This year, I’m seeing a lot of purple—and not just in blooms. Purple foliage seems to be the new green. Whether it’s a dark-colored heuchera, a deep, deep purple sedum, a lovely eggplant-colored ninebark or lavender ornamental kale, purple is everywhere.
What’s the best way to use purple or other dark foliage plants? Here are a few tips we found:
- Put it in the sun. Darker colors tend to fade into the background in shady gardens.
- Use it as an accent. A full-on border of dark foliage might be too much for some spaces. But when you place dark foliage near lighter toned greens or yellows, both plants really shine.
- Try it in containers. Many gardeners love the purple foliage of ‘Black Heart’ sweet potato vine, a container annual that creates a waterfall of dark leaves against light containers. Other dark-leaved sweet potato vines are ‘Blackie’ with its maple-like leaf shape or Illusion® Midnight Lace.
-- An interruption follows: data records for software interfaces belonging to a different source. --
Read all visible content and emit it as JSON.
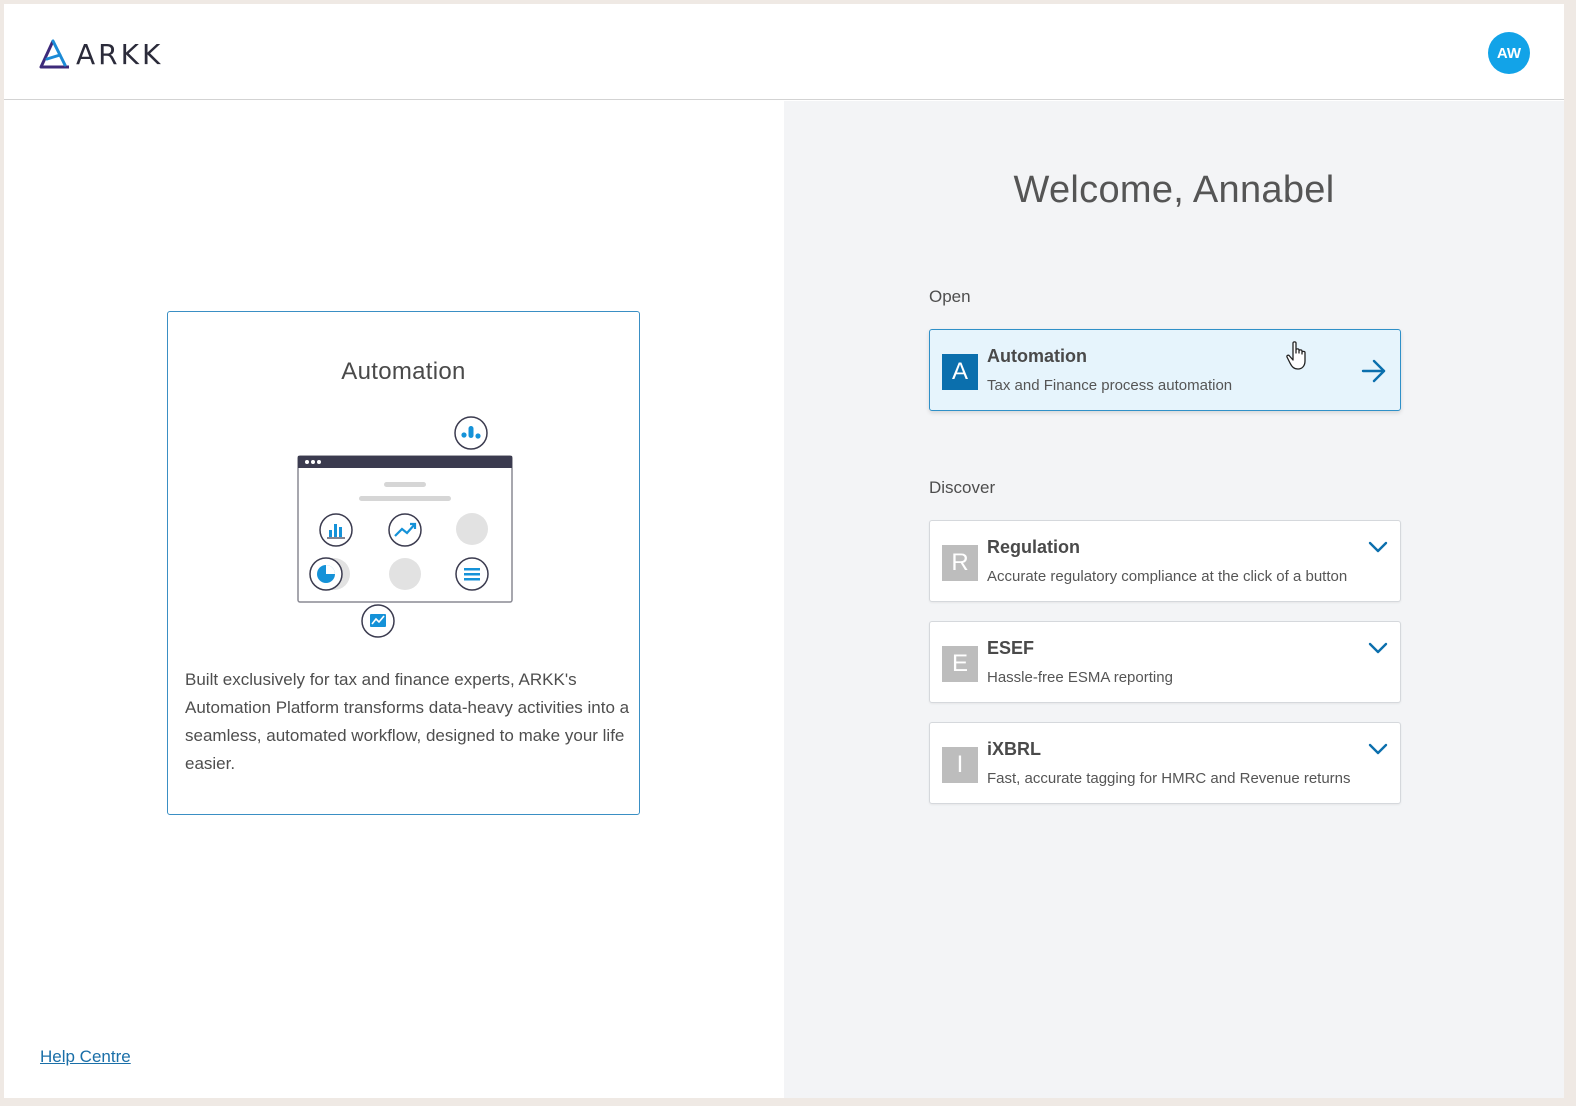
{
  "header": {
    "logo_text": "ARKK",
    "avatar_initials": "AW",
    "avatar_color": "#12a3e8"
  },
  "promo": {
    "title": "Automation",
    "description": "Built exclusively for tax and finance experts, ARKK's Automation Platform transforms data-heavy activities into a seamless, automated workflow, designed to make your life easier."
  },
  "footer": {
    "help_link": "Help Centre"
  },
  "main": {
    "welcome": "Welcome, Annabel",
    "open_label": "Open",
    "open_items": [
      {
        "badge": "A",
        "title": "Automation",
        "subtitle": "Tax and Finance process automation"
      }
    ],
    "discover_label": "Discover",
    "discover_items": [
      {
        "badge": "R",
        "title": "Regulation",
        "subtitle": "Accurate regulatory compliance at the click of a button"
      },
      {
        "badge": "E",
        "title": "ESEF",
        "subtitle": "Hassle-free ESMA reporting"
      },
      {
        "badge": "I",
        "title": "iXBRL",
        "subtitle": "Fast, accurate tagging for HMRC and Revenue returns"
      }
    ]
  },
  "colors": {
    "accent": "#0b6fad",
    "accent_light": "#e6f4fc",
    "link": "#1a6fa8",
    "icon_blue": "#1592d8"
  },
  "icons": [
    "arkk-logo-icon",
    "arrow-right-icon",
    "chevron-down-icon",
    "hand-cursor-icon"
  ]
}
- Go purple in shrubs. Smokebush is one of my favorite shrubs. While the chartreuse-colored ‘Golden Spirit’ smokebush is terrific, Royal Purple is a stunning dark option.
Here are some more tips on using dark colored plants from a Wisconsin Master Gardener. What are your favorite purple-foliaged plants?
—Mary Lahr Schier